Learn which bridges can't reach baidu
I hear from our friends at GIFC that when their bridges get blocked, they get blocked duplex. That is, people in China can't reach the bridge, but also the bridge can't reach China. So one trick they have for checking if bridge addresses need to be rotated is pinging a well-known site inside China.
Now, this reachability testing won't solve all our problems. In practice, we know from legacy/trac#1728 (moved) that sometimes the gfw blocks our bridges much more precisely by ip:port rather than by blackholing the IP address.
On the other hand, we know that at least in the Sept 2009 blocking event, they blocked some bridges by ip:port and others by blackholing them: http://archives.seul.org/tor/relays/Sep-2009/msg00003.html
So it would be worthwhile to teach bridges how to check if they've been blackholed, in case it turns out to be useful trick in the arsenal.
Step one is to come up with a proposal for how we're going to check. Should we just fetch the baidu frontpage at irregular times, and if we've failed too many tests lately but we otherwise seem to have a working network connection, add a line to our extra-info descriptor? What are the blocking-resistance implications of having all our bridges voluntarily touch baidu periodically?
Step 1.5 is to implement the proposal.
Step two is to run a few bridges ourselves, get them blackholed (perhaps by giving out their addresses in every single answer on bridgedb ;), and test to make sure the reporting behavior is working as expected.
Step three is to look for patterns in the extra-info descriptors that the bridge directories aggregate. Do the bridges that seem to have no traffic from China report that they can't reach Baidu? Corroborate by doing direct scans from inside China.

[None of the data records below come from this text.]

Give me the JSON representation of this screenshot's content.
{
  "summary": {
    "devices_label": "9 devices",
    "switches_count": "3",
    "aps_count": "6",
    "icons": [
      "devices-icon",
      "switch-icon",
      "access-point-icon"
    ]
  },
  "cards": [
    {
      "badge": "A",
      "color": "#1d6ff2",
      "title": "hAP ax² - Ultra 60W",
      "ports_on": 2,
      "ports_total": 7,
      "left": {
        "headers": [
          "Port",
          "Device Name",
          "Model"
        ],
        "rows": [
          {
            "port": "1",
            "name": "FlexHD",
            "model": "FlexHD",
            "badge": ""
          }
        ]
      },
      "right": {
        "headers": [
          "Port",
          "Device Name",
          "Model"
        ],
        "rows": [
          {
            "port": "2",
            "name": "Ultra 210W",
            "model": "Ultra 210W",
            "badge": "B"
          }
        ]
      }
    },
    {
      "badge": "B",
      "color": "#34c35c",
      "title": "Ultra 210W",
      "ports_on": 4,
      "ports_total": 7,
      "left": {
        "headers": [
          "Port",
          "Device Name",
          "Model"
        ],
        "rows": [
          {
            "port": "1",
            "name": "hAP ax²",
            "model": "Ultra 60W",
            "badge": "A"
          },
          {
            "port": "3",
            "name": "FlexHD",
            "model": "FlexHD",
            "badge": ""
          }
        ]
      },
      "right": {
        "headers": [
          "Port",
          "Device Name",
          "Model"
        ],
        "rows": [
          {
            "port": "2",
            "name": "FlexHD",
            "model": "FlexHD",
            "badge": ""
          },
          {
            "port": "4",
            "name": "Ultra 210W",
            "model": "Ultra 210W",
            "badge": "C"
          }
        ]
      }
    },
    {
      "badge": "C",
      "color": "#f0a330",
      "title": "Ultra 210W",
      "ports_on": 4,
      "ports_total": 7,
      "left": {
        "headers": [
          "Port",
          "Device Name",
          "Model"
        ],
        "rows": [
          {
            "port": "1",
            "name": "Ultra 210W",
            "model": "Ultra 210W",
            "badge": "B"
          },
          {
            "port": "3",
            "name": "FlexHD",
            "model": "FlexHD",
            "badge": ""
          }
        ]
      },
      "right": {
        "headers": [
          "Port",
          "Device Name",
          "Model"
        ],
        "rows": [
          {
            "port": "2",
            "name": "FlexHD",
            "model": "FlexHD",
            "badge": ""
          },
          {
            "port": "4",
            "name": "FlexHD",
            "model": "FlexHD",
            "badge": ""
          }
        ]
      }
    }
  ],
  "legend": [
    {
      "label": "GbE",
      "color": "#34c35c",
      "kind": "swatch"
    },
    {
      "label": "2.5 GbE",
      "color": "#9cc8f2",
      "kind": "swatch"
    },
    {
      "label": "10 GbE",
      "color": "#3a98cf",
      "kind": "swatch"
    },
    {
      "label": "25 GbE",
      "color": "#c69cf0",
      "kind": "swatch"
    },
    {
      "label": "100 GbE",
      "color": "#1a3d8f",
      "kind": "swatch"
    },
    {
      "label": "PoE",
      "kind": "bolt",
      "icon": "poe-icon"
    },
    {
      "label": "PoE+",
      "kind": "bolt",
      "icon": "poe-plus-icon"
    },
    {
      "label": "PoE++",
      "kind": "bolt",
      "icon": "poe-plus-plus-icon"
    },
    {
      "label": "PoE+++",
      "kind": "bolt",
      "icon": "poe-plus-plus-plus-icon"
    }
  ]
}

Step n, as a bonus, is to evaluate whether we want to get any more methodical about which domains we test. Maybe have a list of domains somewhere that bridges learn that we can update on the fly? We should save this question until we've at least finished step two.